The Queen is Canada’s official head of state.

You can be spared a royal lashing if you are constitutionally confused and believe the governor general is Canada’s head of state. In recent years, this is one of the most common errors in the Star. In the past three years alone, the Star has stated as fact three times that the GG is our head of state, each time sparking reader complaints resulting in corrections stating that the Queen is head of state and the GG is the Queen’s representative in Canada.

But, all of the journalists who were apparently confused here should also be let off easy. After all, in 2009, then-governor general Michaëlle Jean sparked controversy when she referred to herself twice as Canada’s head of state in a speech before the United Nations cultural agency in Paris.

At that time, Jean’s spokesman told media, “As the representative of the Crown in Canada, the Governor General carries out the duties of the head of state and therefore is de facto head of state…But the Governor General knows very well that the head of the state is the Queen.”

A quick and simplistic civics lesson ahead of your “May two-four” celebrations: Canada is a constitutional monarchy, where the duties of head of state and head of government (the prime minister) are separate and distinct.
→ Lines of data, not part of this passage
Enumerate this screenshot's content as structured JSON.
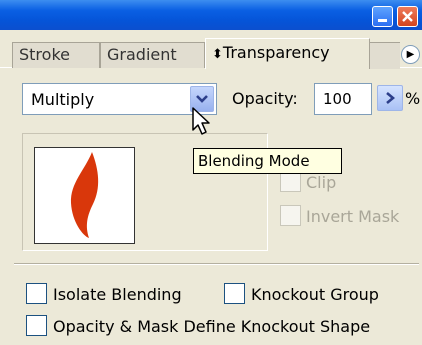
{
  "window": {
    "minimize_icon": "minimize-icon",
    "close_icon": "close-icon"
  },
  "tabs": [
    {
      "label": "Stroke",
      "active": false
    },
    {
      "label": "Gradient",
      "active": false
    },
    {
      "label": "Transparency",
      "active": true,
      "icon": "updown-arrows-icon"
    }
  ],
  "blend_mode": {
    "value": "Multiply",
    "dropdown_icon": "chevron-down-icon",
    "tooltip": "Blending Mode"
  },
  "opacity": {
    "label": "Opacity:",
    "value": "100",
    "unit": "%",
    "stepper_icon": "chevron-right-icon"
  },
  "mask": {
    "clip_label": "Clip",
    "invert_mask_label": "Invert Mask"
  },
  "options": {
    "isolate_blending": "Isolate Blending",
    "knockout_group": "Knockout Group",
    "opacity_mask_knockout": "Opacity & Mask Define Knockout Shape"
  },
  "colors": {
    "title_bar": "#0a5fe3",
    "panel_bg": "#ece9d8",
    "thumbnail_shape": "#d9370b",
    "tooltip_bg": "#ffffe1"
  }
}
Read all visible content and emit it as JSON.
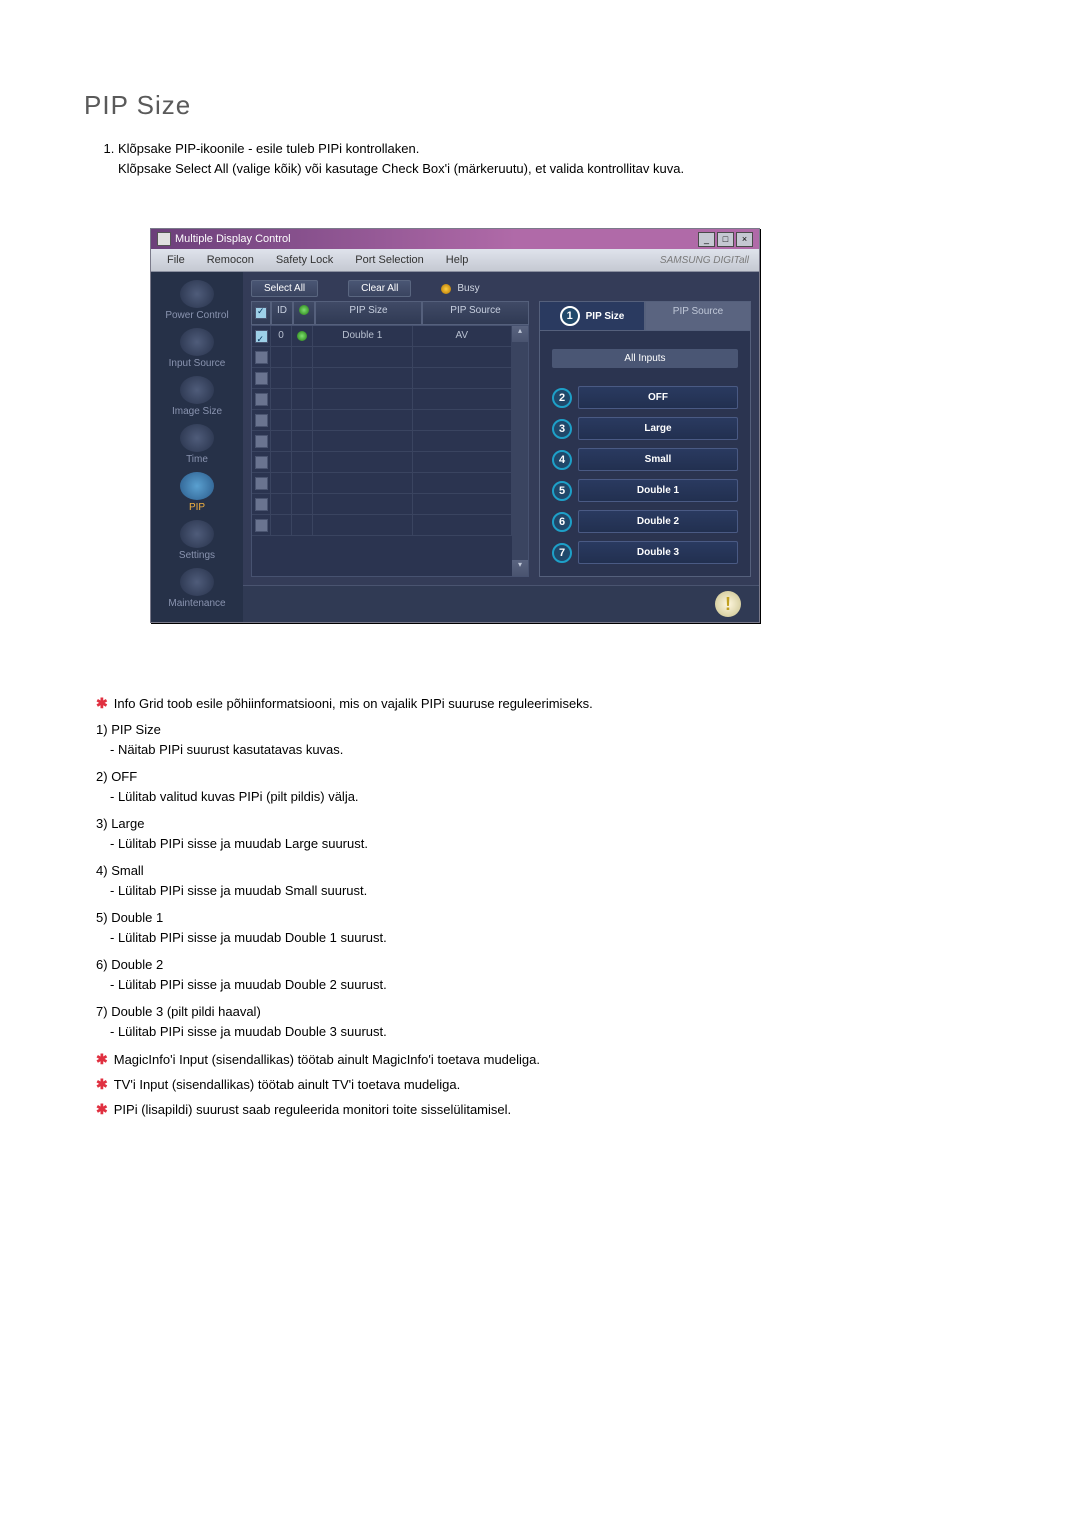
{
  "title": "PIP Size",
  "intro": {
    "line1": "Klõpsake PIP-ikoonile - esile tuleb PIPi kontrollaken.",
    "line2": "Klõpsake Select All (valige kõik) või kasutage Check Box'i (märkeruutu), et valida kontrollitav kuva."
  },
  "app": {
    "window_title": "Multiple Display Control",
    "menu": {
      "file": "File",
      "remocon": "Remocon",
      "safety": "Safety Lock",
      "port": "Port Selection",
      "help": "Help"
    },
    "brand": "SAMSUNG DIGITall",
    "sidebar": [
      {
        "label": "Power Control"
      },
      {
        "label": "Input Source"
      },
      {
        "label": "Image Size"
      },
      {
        "label": "Time"
      },
      {
        "label": "PIP",
        "active": true
      },
      {
        "label": "Settings"
      },
      {
        "label": "Maintenance"
      }
    ],
    "toolbar": {
      "select_all": "Select All",
      "clear_all": "Clear All",
      "busy": "Busy"
    },
    "grid": {
      "headers": {
        "id": "ID",
        "size": "PIP Size",
        "source": "PIP Source"
      },
      "first_row": {
        "id": "0",
        "size": "Double 1",
        "source": "AV"
      }
    },
    "panel": {
      "tab_size": "PIP Size",
      "tab_source": "PIP Source",
      "badge1": "1",
      "all_inputs": "All Inputs",
      "options": [
        {
          "num": "2",
          "label": "OFF"
        },
        {
          "num": "3",
          "label": "Large"
        },
        {
          "num": "4",
          "label": "Small"
        },
        {
          "num": "5",
          "label": "Double 1"
        },
        {
          "num": "6",
          "label": "Double 2"
        },
        {
          "num": "7",
          "label": "Double 3"
        }
      ]
    }
  },
  "desc": {
    "star_info": "Info Grid toob esile põhiinformatsiooni, mis on vajalik PIPi suuruse reguleerimiseks.",
    "items": [
      {
        "num": "1)",
        "name": "PIP Size",
        "sub": "- Näitab PIPi suurust kasutatavas kuvas."
      },
      {
        "num": "2)",
        "name": "OFF",
        "sub": "- Lülitab valitud kuvas PIPi (pilt pildis) välja."
      },
      {
        "num": "3)",
        "name": "Large",
        "sub": "- Lülitab PIPi sisse ja muudab Large suurust."
      },
      {
        "num": "4)",
        "name": "Small",
        "sub": "- Lülitab PIPi sisse ja muudab Small suurust."
      },
      {
        "num": "5)",
        "name": "Double 1",
        "sub": "- Lülitab PIPi sisse ja muudab Double 1 suurust."
      },
      {
        "num": "6)",
        "name": "Double 2",
        "sub": "- Lülitab PIPi sisse ja muudab Double 2 suurust."
      },
      {
        "num": "7)",
        "name": "Double 3 (pilt pildi haaval)",
        "sub": "- Lülitab PIPi sisse ja muudab Double 3 suurust."
      }
    ],
    "star_notes": [
      "MagicInfo'i Input (sisendallikas) töötab ainult MagicInfo'i toetava mudeliga.",
      "TV'i Input (sisendallikas) töötab ainult TV'i toetava mudeliga.",
      "PIPi (lisapildi) suurust saab reguleerida monitori toite sisselülitamisel."
    ]
  }
}
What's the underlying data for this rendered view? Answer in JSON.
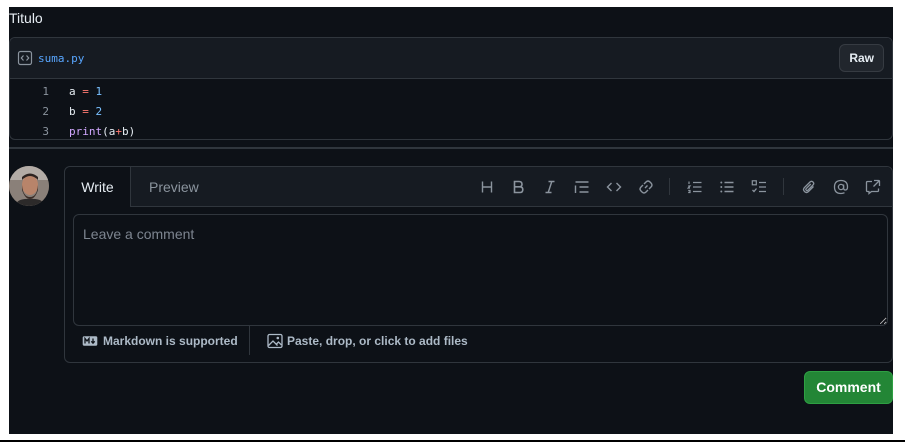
{
  "page": {
    "title": "Titulo"
  },
  "gist": {
    "file_icon": "code-square-icon",
    "file_name": "suma.py",
    "raw_label": "Raw",
    "lines": [
      {
        "num": "1",
        "tokens": [
          {
            "t": "a",
            "c": "var"
          },
          {
            "t": " = ",
            "c": "op"
          },
          {
            "t": "1",
            "c": "num"
          }
        ]
      },
      {
        "num": "2",
        "tokens": [
          {
            "t": "b",
            "c": "var"
          },
          {
            "t": " = ",
            "c": "op"
          },
          {
            "t": "2",
            "c": "num"
          }
        ]
      },
      {
        "num": "3",
        "tokens": [
          {
            "t": "print",
            "c": "fn"
          },
          {
            "t": "(a",
            "c": "var"
          },
          {
            "t": "+",
            "c": "op"
          },
          {
            "t": "b)",
            "c": "var"
          }
        ]
      }
    ]
  },
  "composer": {
    "tabs": {
      "write": "Write",
      "preview": "Preview"
    },
    "toolbar": [
      "heading-icon",
      "bold-icon",
      "italic-icon",
      "quote-icon",
      "code-icon",
      "link-icon",
      "numbered-list-icon",
      "unordered-list-icon",
      "task-list-icon",
      "attach-icon",
      "mention-icon",
      "reference-icon"
    ],
    "placeholder": "Leave a comment",
    "markdown_hint": "Markdown is supported",
    "attach_hint": "Paste, drop, or click to add files",
    "submit_label": "Comment"
  },
  "colors": {
    "background": "#0d1117",
    "border": "#30363d",
    "link": "#58a6ff",
    "submit": "#238636"
  }
}
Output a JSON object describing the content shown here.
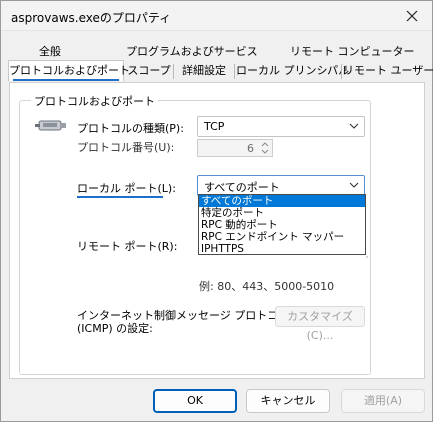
{
  "window": {
    "title": "asprovaws.exeのプロパティ"
  },
  "tabs": {
    "top_row": [
      "全般",
      "プログラムおよびサービス",
      "リモート コンピューター"
    ],
    "bottom_row": [
      "プロトコルおよびポート",
      "スコープ",
      "詳細設定",
      "ローカル プリンシパル",
      "リモート ユーザー"
    ],
    "active": "プロトコルおよびポート"
  },
  "group": {
    "legend": "プロトコルおよびポート"
  },
  "form": {
    "protocol_type_label": "プロトコルの種類(P):",
    "protocol_type_value": "TCP",
    "protocol_number_label": "プロトコル番号(U):",
    "protocol_number_value": "6",
    "local_port_label": "ローカル ポート(L):",
    "local_port_value": "すべてのポート",
    "remote_port_label": "リモート ポート(R):",
    "example_text": "例: 80、443、5000-5010",
    "icmp_label_line1": "インターネット制御メッセージ プロトコル",
    "icmp_label_line2": "(ICMP) の設定:",
    "customize_button": "カスタマイズ(C)..."
  },
  "dropdown": {
    "options": [
      "すべてのポート",
      "特定のポート",
      "RPC 動的ポート",
      "RPC エンドポイント マッパー",
      "IPHTTPS"
    ],
    "selected_index": 0
  },
  "buttons": {
    "ok": "OK",
    "cancel": "キャンセル",
    "apply": "適用(A)"
  },
  "colors": {
    "accent": "#005fb8",
    "selection": "#0078d7",
    "underline": "#1e6fc9"
  }
}
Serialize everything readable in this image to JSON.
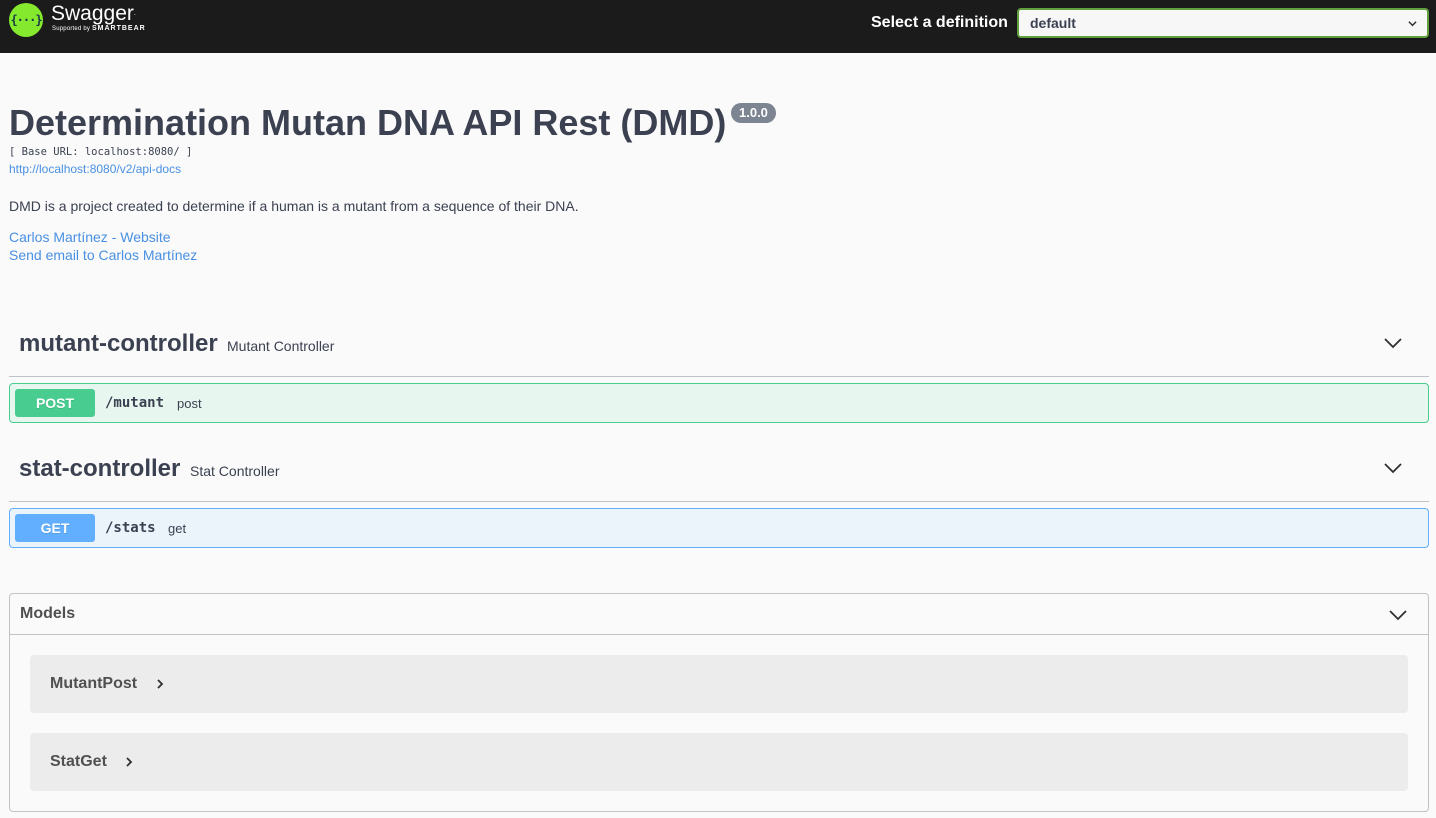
{
  "topbar": {
    "logo_name": "Swagger",
    "logo_tm": ".",
    "logo_supported": "Supported by",
    "logo_company": "SMARTBEAR",
    "definition_label": "Select a definition",
    "definition_selected": "default"
  },
  "info": {
    "title": "Determination Mutan DNA API Rest (DMD)",
    "version": "1.0.0",
    "base_url": "[ Base URL: localhost:8080/ ]",
    "api_docs_link": "http://localhost:8080/v2/api-docs",
    "description": "DMD is a project created to determine if a human is a mutant from a sequence of their DNA.",
    "website_link": "Carlos Martínez - Website",
    "email_link": "Send email to Carlos Martínez"
  },
  "tags": [
    {
      "name": "mutant-controller",
      "description": "Mutant Controller",
      "operation": {
        "method": "POST",
        "path": "/mutant",
        "summary": "post"
      }
    },
    {
      "name": "stat-controller",
      "description": "Stat Controller",
      "operation": {
        "method": "GET",
        "path": "/stats",
        "summary": "get"
      }
    }
  ],
  "models": {
    "title": "Models",
    "items": [
      "MutantPost",
      "StatGet"
    ]
  },
  "colors": {
    "topbar": "#1b1b1b",
    "brand_green": "#85ea2d",
    "post": "#49cc90",
    "get": "#61affe",
    "link": "#4990e2"
  },
  "icons": {
    "logo": "swagger-braces-icon",
    "select": "chevron-down-icon",
    "section_toggle": "chevron-down-icon",
    "model_expand": "chevron-right-icon"
  }
}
According to the 1867 British North America Act creating Canada, the monarch is Canada’s head of state and the GG is the monarch’s representative in Canada.

In 1947 King George VI issued “letters patent” that delegated the sovereign’s duties in Canada to the GG. While some constitutional experts believe that provides leeway for our GG to be referred to as head of state, the sovereign remains our official head of state.

Continue reading this story on the Toronto Star website, where it was first published.